Copy each line from the data that has the word "ريال" in it.

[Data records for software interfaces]
————————
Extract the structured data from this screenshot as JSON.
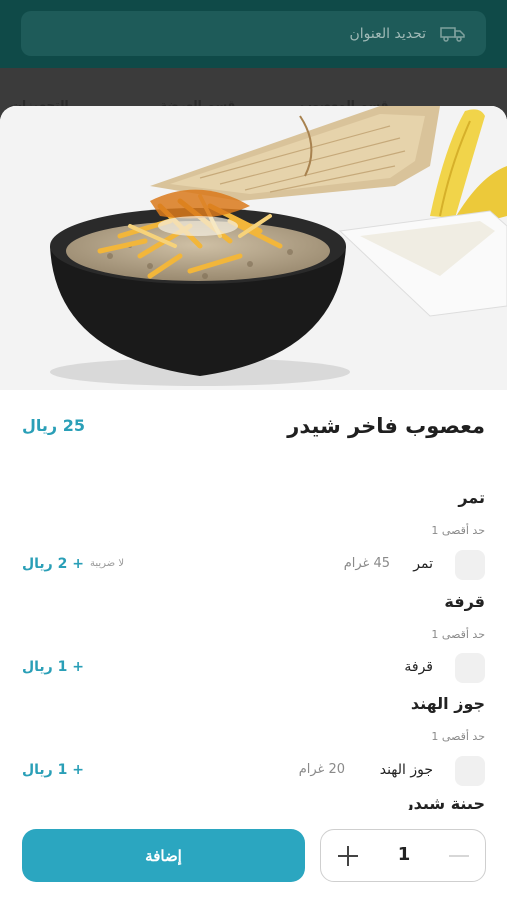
{
  "header": {
    "address_label": "تحديد العنوان",
    "address_icon": "truck-icon",
    "tabs": [
      "التجهيزات",
      "قسم العرضة",
      "قسم المعصوب"
    ]
  },
  "product": {
    "title": "معصوب فاخر شيدر",
    "price": "25 ريال"
  },
  "groups": [
    {
      "title": "تمر",
      "limit": "حد أقصى 1",
      "option": {
        "name": "تمر",
        "weight": "45 غرام",
        "tax": "لا ضريبة",
        "price": "+ 2 ريال"
      }
    },
    {
      "title": "قرفة",
      "limit": "حد أقصى 1",
      "option": {
        "name": "قرفة",
        "price": "+ 1 ريال"
      }
    },
    {
      "title": "جوز الهند",
      "limit": "حد أقصى 1",
      "option": {
        "name": "جوز الهند",
        "weight": "20 غرام",
        "price": "+ 1 ريال"
      }
    }
  ],
  "next_group_title": "جبنة شيدر",
  "actions": {
    "add_label": "إضافة",
    "quantity": "1"
  },
  "colors": {
    "header_bg": "#0f4a48",
    "accent": "#2ba6c0",
    "price": "#2a9fb7"
  }
}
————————
### EXERCISE OUTPUT
    "price": "25 ريال"
        "price": "+ 2 ريال"
        "price": "+ 1 ريال"
        "price": "+ 1 ريال"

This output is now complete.